As part of National Community Health Center Week, Swope Health Services will host a luncheon and panel discussion for healthcare leaders on Friday, August 17 from 11:30 a.m. to 1:30 p.m. at the Kauffman Foundation Conference Center.
This year’s topic is Coordination and Collaboration in the Face of Risk: Responding to Missouri’s Opioid Crisis.
Our panelists will discuss their organization’s role in addressing the opioid crisis while offering leadership lessons for responding to challenges that require coordination across multiple agencies.
In doing so, attendees will learn strategies and tips for breaking down silos and working more effectively in cross-functional or interagency teams.
About our Panelists
Dr. Rex Archer serves as Director of Health for the City of Kansas City, Missouri. In addition to serving on the Public Health Accreditation Board (PHAB) of Directors and Chairing PHAB’s Accreditation Improvement Committee, he is a past president of the National Association of County and City Health Officials (NACCHO). Dr. Archer has served on numerous national committees involved with public health. He is responsible for safeguarding the public health of nearly half a million residents and a daytime population of almost one million people.
Andrea Buford is the Clinical Director for Behavioral Health at Swope Health Services where she has worked for the last 20 years. She is a Licensed Clinical Social Worker (LCSW) with a passion for serving the entire family system and the community at large. Ms. Buford manages SHS’ Imani House SUD Treatment Facility, coordinates Medication Assisted Treatment (MAT) services for all SHS clients and is working on the cross-functional team charged with integrating primary care and behavioral health services. She also is exploring the feasibility of offering telemedicine to those with a need for opioid use disorder treatment.
Vince Ortega is the executive director of COMBAT, a community funded organization that strives to ensure a strong, safe community for its residents free from the dangers of illegal drugs and violent crime through the use of prevention education, treatment services and support of the criminal justice system. Mr. Ortega spent 30 years with the Kansas City, Missouri Police Department, rising through the ranks to become Deputy Chief of Police before joining the COMBAT staff in early 2009. He holds a Master’s of Public Affairs degree from Park University in Parkville, Missouri.
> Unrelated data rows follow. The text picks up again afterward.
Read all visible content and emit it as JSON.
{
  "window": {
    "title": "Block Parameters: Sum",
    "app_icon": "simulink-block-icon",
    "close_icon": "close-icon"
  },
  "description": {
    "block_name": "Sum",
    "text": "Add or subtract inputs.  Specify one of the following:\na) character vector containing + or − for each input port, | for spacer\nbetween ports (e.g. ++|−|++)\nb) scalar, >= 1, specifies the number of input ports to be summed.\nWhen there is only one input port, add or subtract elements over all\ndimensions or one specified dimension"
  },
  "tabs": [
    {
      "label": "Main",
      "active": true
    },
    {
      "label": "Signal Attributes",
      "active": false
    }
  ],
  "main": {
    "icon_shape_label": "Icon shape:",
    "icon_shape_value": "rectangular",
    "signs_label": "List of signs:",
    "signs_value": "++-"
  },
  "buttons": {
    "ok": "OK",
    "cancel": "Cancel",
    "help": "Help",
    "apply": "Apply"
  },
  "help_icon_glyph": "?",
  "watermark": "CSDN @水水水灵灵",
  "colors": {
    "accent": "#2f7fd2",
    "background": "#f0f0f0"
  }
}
Dr. Rachel Winograd is a Research Assistant Professor at the Missouri Institute of Mental Health (MIMH) – University of Missouri St. Louis (UMSL). Her clinical, research, and program development interests have revolved around alcohol and drug use, consequences, and treatment. Dr. Winograd is the Project Director of Missouri’s State Targeted Response to the Opioid Crisis Grant (Opioid STR) and the Missouri Heroin-Opioid Prevention and Education (MO-HOPE) Project. Her primary focus is on expanding access to effective, evidence-based medical treatment and harm reduction strategies for those most in need of care for opioid use disorders in Missouri.
Background Information on Opioids
Nationally, 90 people die every day from opioid overdose, according to the National Institute on Drug Abuse. And, the American Society of Addiction Medicine estimates that about 2.5 million Americans are addicted to opioids.
The Kansas City metro area ranks roughly in the middle of the pack in opioid prescriptions and concentration, as measured by the Centers for Disease Control and Prevention.
Swope Health Services offers medication-assisted treatment for opioid addiction, providing suboxone, a prescription medication also known as naloxone, which works by blocking the opioid receptors in the body.
Some common questions:
- What are opioids? Broadly, the term covers prescription pain relievers, including the synthetic drug fentanyl, as well as illegal drugs like heroin.
- How did we get to an opioid crisis? According to the National Institute on Drug Abuse, the problems began in the 1990s with the pharmaceutical companies marketing of prescription opioid pain relievers. Providers began prescribing them more at greater rates until it became clear in opioid overdose deaths that the drugs were highly addictive.
- How bad is it? It’s the deadliest drug crisis in American history. The New York Times reported: “Overdoses killed more people last year than guns or car accidents, and are doing so at a pace faster than the H.I.V. epidemic at its peak.”
- How do we address the crisis? Nationally, new programs promote greater access to treatment and recovery, and availability of overdose-reversing drugs. Just this summer, the state of Missouri began the creation of a statewide prescription drug monitoring program.